▶ **Work request**
The answer is to be the data below, written out in full and exactly.

▶ **Material for the task**
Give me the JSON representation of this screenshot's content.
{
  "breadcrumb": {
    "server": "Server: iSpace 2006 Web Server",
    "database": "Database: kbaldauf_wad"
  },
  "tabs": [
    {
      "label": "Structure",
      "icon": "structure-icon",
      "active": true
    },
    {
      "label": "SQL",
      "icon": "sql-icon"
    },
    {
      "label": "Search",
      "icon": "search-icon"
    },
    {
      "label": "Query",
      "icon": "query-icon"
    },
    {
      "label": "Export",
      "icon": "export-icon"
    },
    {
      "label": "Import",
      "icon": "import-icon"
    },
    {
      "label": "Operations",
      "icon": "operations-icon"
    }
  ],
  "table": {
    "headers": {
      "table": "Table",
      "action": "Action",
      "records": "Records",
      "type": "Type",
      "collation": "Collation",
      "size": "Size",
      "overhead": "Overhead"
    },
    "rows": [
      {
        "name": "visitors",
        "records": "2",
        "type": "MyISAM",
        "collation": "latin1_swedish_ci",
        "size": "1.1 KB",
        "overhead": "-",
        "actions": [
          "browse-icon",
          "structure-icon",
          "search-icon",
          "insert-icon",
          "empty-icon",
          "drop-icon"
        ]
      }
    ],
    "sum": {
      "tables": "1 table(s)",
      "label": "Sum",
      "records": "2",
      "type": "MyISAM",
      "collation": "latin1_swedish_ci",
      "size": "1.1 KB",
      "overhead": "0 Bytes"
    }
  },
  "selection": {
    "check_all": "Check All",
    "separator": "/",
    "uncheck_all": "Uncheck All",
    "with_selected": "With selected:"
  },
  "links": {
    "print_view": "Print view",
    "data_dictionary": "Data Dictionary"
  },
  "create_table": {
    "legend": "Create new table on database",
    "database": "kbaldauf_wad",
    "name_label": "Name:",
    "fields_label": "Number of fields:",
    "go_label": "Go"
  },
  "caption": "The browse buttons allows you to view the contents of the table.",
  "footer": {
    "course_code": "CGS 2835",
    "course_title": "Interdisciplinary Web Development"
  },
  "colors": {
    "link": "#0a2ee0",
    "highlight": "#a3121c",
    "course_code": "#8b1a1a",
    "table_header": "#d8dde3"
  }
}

▶ **Answer to this problem**
Give me the JSON representation of this screenshot's content.
{
  "breadcrumb": {
    "server": "Server: iSpace 2006 Web Server",
    "database": "Database: kbaldauf_wad"
  },
  "tabs": [
    {
      "label": "Structure",
      "icon": "structure-icon",
      "active": true
    },
    {
      "label": "SQL",
      "icon": "sql-icon"
    },
    {
      "label": "Search",
      "icon": "search-icon"
    },
    {
      "label": "Query",
      "icon": "query-icon"
    },
    {
      "label": "Export",
      "icon": "export-icon"
    },
    {
      "label": "Import",
      "icon": "import-icon"
    },
    {
      "label": "Operations",
      "icon": "operations-icon"
    }
  ],
  "table": {
    "headers": {
      "table": "Table",
      "action": "Action",
      "records": "Records",
      "type": "Type",
      "collation": "Collation",
      "size": "Size",
      "overhead": "Overhead"
    },
    "rows": [
      {
        "name": "visitors",
        "records": "2",
        "type": "MyISAM",
        "collation": "latin1_swedish_ci",
        "size": "1.1 KB",
        "overhead": "-",
        "actions": [
          "browse-icon",
          "structure-icon",
          "search-icon",
          "insert-icon",
          "empty-icon",
          "drop-icon"
        ]
      }
    ],
    "sum": {
      "tables": "1 table(s)",
      "label": "Sum",
      "records": "2",
      "type": "MyISAM",
      "collation": "latin1_swedish_ci",
      "size": "1.1 KB",
      "overhead": "0 Bytes"
    }
  },
  "selection": {
    "check_all": "Check All",
    "separator": "/",
    "uncheck_all": "Uncheck All",
    "with_selected": "With selected:"
  },
  "links": {
    "print_view": "Print view",
    "data_dictionary": "Data Dictionary"
  },
  "create_table": {
    "legend": "Create new table on database",
    "database": "kbaldauf_wad",
    "name_label": "Name:",
    "fields_label": "Number of fields:",
    "go_label": "Go"
  },
  "caption": "The browse buttons allows you to view the contents of the table.",
  "footer": {
    "course_code": "CGS 2835",
    "course_title": "Interdisciplinary Web Development"
  },
  "colors": {
    "link": "#0a2ee0",
    "highlight": "#a3121c",
    "course_code": "#8b1a1a",
    "table_header": "#d8dde3"
  }
}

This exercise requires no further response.